▶ [DIRECTIONS]
Tally the lines below that contain the word "true", and give only that number.

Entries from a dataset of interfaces
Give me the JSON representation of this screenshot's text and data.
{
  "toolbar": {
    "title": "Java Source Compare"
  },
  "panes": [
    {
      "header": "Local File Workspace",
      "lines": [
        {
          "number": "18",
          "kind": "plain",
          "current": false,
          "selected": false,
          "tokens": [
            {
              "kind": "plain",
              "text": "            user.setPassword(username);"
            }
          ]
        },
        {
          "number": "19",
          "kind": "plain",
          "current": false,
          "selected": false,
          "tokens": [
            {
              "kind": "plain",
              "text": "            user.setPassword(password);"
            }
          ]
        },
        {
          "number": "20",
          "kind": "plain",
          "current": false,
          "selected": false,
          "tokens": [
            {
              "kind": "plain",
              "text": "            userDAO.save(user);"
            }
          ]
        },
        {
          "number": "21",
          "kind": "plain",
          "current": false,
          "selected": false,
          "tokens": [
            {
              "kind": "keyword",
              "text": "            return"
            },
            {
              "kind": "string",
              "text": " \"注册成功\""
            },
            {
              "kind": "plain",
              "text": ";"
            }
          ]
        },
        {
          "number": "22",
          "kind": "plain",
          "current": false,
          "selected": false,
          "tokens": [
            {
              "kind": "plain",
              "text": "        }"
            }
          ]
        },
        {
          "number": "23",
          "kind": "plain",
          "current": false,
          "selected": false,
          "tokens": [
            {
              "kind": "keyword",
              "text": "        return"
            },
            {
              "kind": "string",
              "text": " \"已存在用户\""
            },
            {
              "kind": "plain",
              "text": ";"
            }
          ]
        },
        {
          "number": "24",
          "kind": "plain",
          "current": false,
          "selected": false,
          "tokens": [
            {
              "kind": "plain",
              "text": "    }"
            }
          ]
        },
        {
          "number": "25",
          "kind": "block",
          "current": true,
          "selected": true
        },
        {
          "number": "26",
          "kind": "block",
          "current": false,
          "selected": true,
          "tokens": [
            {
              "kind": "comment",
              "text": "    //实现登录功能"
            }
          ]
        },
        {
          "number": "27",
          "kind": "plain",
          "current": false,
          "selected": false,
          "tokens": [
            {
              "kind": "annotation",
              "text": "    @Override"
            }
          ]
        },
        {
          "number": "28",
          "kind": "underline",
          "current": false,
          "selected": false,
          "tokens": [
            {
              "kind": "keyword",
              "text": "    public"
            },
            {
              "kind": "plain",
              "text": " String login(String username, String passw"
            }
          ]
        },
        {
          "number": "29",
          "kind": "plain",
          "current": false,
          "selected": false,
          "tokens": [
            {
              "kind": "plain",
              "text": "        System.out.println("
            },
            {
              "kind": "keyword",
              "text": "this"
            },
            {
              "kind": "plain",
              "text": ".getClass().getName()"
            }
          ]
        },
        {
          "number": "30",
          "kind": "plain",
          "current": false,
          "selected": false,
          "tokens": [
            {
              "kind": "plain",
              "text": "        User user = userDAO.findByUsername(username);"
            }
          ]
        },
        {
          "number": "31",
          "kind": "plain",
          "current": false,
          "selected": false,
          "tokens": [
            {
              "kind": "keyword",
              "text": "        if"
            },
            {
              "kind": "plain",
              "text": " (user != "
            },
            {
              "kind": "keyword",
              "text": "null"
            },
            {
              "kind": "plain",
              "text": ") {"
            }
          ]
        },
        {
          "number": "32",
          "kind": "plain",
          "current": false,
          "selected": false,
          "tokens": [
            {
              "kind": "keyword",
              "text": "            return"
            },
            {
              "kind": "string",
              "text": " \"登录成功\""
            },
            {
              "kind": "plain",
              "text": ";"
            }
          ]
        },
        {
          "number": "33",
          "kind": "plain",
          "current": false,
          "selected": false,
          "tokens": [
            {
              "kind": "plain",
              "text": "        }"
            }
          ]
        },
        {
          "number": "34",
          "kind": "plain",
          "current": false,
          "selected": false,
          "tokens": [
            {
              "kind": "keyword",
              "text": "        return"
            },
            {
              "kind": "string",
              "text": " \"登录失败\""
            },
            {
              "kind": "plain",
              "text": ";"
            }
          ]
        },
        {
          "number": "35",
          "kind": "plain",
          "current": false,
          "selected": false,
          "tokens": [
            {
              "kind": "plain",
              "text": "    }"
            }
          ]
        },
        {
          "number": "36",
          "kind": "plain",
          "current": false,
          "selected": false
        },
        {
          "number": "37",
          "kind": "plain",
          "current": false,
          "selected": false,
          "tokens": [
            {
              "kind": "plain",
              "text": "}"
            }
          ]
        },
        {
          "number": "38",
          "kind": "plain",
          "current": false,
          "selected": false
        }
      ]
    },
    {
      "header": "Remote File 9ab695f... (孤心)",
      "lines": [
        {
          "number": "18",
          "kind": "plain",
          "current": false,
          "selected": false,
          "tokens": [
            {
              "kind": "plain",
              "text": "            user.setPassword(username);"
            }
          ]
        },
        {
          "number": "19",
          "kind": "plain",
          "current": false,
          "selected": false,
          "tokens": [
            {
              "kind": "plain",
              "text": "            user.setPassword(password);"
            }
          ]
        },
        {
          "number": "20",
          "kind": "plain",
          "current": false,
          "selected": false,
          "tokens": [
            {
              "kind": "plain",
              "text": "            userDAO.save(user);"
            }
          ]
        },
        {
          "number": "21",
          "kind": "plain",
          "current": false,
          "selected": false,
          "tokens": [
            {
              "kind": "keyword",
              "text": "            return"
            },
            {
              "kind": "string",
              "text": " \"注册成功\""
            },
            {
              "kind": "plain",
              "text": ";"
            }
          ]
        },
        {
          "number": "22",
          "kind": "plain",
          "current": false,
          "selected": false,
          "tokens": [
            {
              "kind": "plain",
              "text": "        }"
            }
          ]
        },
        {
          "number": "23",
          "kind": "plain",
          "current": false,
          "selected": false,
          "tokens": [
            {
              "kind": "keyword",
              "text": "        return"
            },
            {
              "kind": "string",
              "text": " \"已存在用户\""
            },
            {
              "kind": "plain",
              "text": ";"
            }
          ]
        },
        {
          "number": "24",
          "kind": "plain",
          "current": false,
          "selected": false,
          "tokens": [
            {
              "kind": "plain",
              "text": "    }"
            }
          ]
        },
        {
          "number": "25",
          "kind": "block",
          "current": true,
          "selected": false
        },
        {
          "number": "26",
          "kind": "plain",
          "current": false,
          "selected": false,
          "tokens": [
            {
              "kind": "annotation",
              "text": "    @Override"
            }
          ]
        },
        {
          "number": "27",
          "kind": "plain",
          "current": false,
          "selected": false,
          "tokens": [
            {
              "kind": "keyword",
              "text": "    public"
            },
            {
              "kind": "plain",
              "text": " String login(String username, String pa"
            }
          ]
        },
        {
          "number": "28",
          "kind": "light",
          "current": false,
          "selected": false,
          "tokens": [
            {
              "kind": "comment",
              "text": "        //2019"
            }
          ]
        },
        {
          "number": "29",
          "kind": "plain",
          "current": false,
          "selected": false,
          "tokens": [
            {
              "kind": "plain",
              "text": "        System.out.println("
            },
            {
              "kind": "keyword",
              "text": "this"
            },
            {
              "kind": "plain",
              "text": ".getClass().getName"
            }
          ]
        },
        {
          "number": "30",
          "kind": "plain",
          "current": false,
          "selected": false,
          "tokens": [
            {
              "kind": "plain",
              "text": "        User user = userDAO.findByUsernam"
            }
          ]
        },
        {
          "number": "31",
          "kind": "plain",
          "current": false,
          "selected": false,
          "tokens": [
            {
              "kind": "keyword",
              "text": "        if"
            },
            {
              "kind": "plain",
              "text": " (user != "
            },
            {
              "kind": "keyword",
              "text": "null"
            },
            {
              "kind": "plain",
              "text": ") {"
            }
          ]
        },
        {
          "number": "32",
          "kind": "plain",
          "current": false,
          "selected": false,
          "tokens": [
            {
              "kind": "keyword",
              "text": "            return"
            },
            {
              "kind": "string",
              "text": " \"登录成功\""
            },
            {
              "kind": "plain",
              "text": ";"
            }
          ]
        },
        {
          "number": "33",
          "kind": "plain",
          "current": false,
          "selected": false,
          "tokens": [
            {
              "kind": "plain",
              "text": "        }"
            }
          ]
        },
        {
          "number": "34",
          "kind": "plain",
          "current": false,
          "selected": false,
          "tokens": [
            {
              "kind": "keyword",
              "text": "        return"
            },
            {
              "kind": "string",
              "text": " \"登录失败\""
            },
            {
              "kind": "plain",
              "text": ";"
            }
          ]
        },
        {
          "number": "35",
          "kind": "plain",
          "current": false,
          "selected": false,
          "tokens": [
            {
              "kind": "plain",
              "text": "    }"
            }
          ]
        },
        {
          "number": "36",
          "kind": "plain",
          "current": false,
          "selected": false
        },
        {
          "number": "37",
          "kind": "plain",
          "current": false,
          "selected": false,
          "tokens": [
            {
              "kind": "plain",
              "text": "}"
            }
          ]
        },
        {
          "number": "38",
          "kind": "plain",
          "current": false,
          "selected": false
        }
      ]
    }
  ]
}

▶ [RESULT FOR THIS EXERCISE]
4